* TASK INSTRUCTIONS *
In the records that follow, locate every line with "広告に関する問題を事前に修正することをおすすめします" and extract it.

══ PROVIDED DATA

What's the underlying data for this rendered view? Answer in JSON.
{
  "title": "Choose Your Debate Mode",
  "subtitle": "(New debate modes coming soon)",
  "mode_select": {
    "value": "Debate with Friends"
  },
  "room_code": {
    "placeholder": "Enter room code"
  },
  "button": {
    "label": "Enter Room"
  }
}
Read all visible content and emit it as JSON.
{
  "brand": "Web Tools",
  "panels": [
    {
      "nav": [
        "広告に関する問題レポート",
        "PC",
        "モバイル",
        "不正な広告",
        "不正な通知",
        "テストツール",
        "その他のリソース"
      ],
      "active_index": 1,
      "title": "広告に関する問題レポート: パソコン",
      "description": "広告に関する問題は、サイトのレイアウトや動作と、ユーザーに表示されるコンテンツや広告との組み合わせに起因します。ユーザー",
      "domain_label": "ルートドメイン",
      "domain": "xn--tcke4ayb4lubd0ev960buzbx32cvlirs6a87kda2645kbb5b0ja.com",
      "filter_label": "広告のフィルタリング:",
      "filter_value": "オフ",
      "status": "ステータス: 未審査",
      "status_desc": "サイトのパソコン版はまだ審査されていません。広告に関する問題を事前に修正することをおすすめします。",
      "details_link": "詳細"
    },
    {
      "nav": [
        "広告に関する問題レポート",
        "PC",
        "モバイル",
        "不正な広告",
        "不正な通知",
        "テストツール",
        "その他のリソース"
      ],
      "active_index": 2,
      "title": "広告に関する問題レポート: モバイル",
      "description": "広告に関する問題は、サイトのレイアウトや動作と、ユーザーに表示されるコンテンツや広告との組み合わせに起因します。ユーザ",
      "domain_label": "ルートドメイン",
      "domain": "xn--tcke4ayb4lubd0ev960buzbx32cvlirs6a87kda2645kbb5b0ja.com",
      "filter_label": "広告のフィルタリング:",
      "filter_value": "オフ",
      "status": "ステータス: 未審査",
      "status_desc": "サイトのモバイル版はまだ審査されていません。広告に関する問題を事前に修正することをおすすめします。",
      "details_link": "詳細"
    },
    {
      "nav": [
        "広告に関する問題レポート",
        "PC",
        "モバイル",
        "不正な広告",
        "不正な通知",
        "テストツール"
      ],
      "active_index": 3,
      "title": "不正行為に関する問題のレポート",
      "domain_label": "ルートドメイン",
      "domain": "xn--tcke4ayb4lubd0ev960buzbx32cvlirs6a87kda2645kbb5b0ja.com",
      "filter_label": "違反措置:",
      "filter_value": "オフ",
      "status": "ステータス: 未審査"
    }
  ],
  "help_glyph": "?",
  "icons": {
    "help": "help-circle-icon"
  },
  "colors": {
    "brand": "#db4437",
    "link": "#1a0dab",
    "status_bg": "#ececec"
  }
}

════

* SOLUTION TO THIS TASK *
      "status_desc": "サイトのパソコン版はまだ審査されていません。広告に関する問題を事前に修正することをおすすめします。",
      "status_desc": "サイトのモバイル版はまだ審査されていません。広告に関する問題を事前に修正することをおすすめします。",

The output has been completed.